This is the fourth post in this series where I explain why this statement holds true:
As a CAD Manager looking after AutoCAD users, or a power user looking after yourself, it’s worth your while to have a copy of BricsCAD handy.
This post is about BricsCAD being more efficient than AutoCAD for some of the things a CAD Manager might need to do. What do I mean?
- BricsCAD starts up and closes down faster than AutoCAD, much faster in some environments. If your AutoCAD starts up slow (e.g. in some secure proxy server environments), pretty much any job you need to do to a user’s drawing that involves getting in, doing something quick, saving and getting out again is likely to be finished in BricsCAD before AutoCAD is even open.
- If you perform a more complex operation on behalf of a user that is likely to take a while, there’s a better-than-even chance that BricsCAD will do it quicker than AutoCAD. In some cases it will do it much quicker (e.g. drawing compare).
- BricsCAD tends to be able to cope with large drawings while using less memory than AutoCAD. If you have a user with a huge drawing who can’t work with it any more in AutoCAD and you need to split, purge or simplify it before it is usable, the very process of doing that in AutoCAD can itself be unworkably slow. Try the same thing in BricsCAD and there’s a good chance you’ll get the job done in a fraction of the time and without the same level of frustration.
- If you perform a batch process that operaties on a set of drawings, under most circumstances it will be finished in BricsCAD well before the same thing is done in AutoCAD. Maybe this means you can process a set of drawings over lunch rather than wasting all afternoon on them or waiting until home time before setting the batch going. Plus you’re occupying a cheap BricsCAD license rather than an expensive AutoCAD one. Also, because BricsCAD uses much less RAM than AutoCAD while running, you can run your batch processes on that old PC sitting in the corner rather than having your top user sitting around watching your top spec PC grind away.
- Certain user interface structures in BricsCAD are much more logically arranged and efficient to use than the AutoCAD equivalents. For example, if you have a drawing with an obscure setting that needs changing, unless you have an impeccable memory, you’ll find that setting much more quickly using the BricsCAD Settings command.
As I mentioned in my last post, this series is all based on stuff I’ve done in real life as a CAD Manager for a primarily AutoCAD-using company.
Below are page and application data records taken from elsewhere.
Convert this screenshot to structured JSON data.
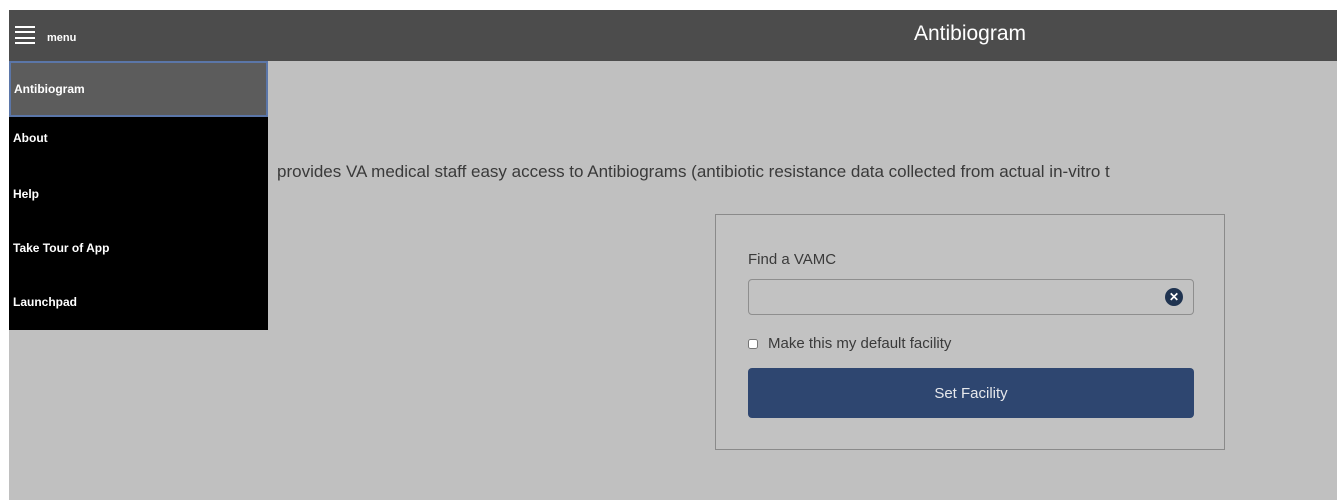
{
  "header": {
    "menu_label": "menu",
    "title": "Antibiogram",
    "menu_icon": "hamburger-icon"
  },
  "side_menu": {
    "items": [
      {
        "label": "Antibiogram",
        "active": true
      },
      {
        "label": "About"
      },
      {
        "label": "Help"
      },
      {
        "label": "Take Tour of App"
      },
      {
        "label": "Launchpad"
      }
    ]
  },
  "main": {
    "intro_text": "provides VA medical staff easy access to Antibiograms (antibiotic resistance data collected from actual in-vitro t"
  },
  "facility": {
    "find_label": "Find a VAMC",
    "search_value": "",
    "search_placeholder": "",
    "clear_icon": "clear-circle-x-icon",
    "default_label": "Make this my default facility",
    "default_checked": false,
    "set_button_label": "Set Facility"
  },
  "colors": {
    "topbar": "#4c4c4c",
    "sidebar": "#000000",
    "active_item": "#5c5c5c",
    "active_border": "#5b76a8",
    "button": "#2e4670",
    "background": "#c0c0c0"
  }
}
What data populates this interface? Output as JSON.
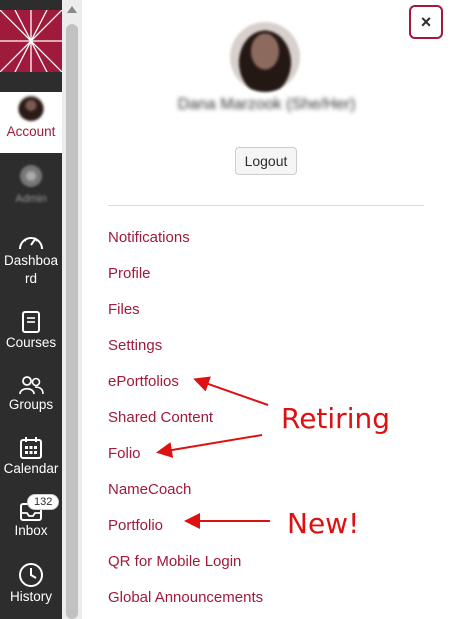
{
  "nav": {
    "account_label": "Account",
    "admin_label": "Admin",
    "dashboard_label": "Dashboard",
    "courses_label": "Courses",
    "groups_label": "Groups",
    "calendar_label": "Calendar",
    "inbox_label": "Inbox",
    "inbox_badge": "132",
    "history_label": "History"
  },
  "tray": {
    "close_label": "×",
    "user_name": "Dana Marzook (She/Her)",
    "logout_label": "Logout",
    "links": [
      "Notifications",
      "Profile",
      "Files",
      "Settings",
      "ePortfolios",
      "Shared Content",
      "Folio",
      "NameCoach",
      "Portfolio",
      "QR for Mobile Login",
      "Global Announcements"
    ]
  },
  "annotations": {
    "retiring": "Retiring",
    "new": "New!"
  },
  "colors": {
    "brand": "#a01a3c",
    "nav_bg": "#2d2d2d",
    "annotation": "#dd1111"
  }
}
Feel free to add your comments with your own experiences, even if they differ from mine.
It will cost you a few minutes to download and install of an evaluation BricsCAD and check out the performance and efficiency for yourself.